### Exercise
Show each line from the records below in which the word "studio" occurs.

+++ Source records

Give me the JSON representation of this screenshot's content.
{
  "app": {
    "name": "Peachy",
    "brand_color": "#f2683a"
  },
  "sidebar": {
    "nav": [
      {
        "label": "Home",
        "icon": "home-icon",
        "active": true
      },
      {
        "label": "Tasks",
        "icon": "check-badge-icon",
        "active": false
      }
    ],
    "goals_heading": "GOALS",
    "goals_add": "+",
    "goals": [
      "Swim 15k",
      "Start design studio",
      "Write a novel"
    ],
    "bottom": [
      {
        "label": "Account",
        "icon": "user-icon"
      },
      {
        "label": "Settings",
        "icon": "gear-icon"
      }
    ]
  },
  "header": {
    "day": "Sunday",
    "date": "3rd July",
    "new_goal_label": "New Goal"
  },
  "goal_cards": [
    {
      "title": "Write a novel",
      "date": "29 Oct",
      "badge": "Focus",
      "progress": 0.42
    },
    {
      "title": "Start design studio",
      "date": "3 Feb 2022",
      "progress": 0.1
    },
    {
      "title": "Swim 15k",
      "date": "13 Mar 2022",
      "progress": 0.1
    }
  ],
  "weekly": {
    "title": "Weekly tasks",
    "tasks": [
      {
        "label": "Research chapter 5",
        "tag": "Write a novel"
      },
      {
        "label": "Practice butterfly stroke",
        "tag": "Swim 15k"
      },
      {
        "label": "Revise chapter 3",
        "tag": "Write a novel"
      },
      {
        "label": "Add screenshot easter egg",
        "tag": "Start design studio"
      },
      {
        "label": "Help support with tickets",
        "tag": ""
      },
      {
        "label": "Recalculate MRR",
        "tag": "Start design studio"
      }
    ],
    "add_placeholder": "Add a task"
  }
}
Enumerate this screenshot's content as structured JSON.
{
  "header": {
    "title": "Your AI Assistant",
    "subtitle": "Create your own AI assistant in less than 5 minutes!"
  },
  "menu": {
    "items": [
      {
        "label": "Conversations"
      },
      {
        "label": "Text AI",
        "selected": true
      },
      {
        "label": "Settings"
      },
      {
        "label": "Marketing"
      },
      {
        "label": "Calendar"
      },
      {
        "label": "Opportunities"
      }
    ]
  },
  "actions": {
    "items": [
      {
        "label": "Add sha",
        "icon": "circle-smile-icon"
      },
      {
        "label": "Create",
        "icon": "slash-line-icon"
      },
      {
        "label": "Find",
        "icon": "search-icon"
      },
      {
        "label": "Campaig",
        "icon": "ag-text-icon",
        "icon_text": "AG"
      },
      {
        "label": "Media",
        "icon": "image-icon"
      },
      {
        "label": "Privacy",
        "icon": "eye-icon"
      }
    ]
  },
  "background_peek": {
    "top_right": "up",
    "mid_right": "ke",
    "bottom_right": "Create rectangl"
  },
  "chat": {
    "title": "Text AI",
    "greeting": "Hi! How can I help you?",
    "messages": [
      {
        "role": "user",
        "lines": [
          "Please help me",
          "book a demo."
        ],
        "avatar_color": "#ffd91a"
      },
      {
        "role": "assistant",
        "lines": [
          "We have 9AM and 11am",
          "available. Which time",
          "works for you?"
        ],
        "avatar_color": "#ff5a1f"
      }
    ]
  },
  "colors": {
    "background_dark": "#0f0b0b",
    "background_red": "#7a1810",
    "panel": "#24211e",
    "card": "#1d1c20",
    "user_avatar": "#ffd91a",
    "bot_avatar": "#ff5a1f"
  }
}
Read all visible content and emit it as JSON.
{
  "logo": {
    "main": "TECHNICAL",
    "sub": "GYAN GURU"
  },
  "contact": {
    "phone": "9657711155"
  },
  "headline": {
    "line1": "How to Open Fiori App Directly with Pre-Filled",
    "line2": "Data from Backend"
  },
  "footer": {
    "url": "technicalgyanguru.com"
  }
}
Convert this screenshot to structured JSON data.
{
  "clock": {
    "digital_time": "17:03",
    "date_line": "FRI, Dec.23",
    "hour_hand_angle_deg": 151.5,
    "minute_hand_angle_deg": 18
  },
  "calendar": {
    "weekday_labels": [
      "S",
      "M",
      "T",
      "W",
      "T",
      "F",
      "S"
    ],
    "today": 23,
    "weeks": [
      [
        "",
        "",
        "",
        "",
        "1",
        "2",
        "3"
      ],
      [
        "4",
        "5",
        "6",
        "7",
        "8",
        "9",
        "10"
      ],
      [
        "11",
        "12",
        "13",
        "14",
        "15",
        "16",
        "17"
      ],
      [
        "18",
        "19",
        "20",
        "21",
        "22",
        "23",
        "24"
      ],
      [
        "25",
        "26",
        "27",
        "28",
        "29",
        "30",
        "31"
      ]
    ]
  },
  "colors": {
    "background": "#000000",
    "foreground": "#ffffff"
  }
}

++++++

### Solution
      "Start design studio",
      "title": "Start design studio",
        "tag": "Start design studio"
        "tag": "Start design studio"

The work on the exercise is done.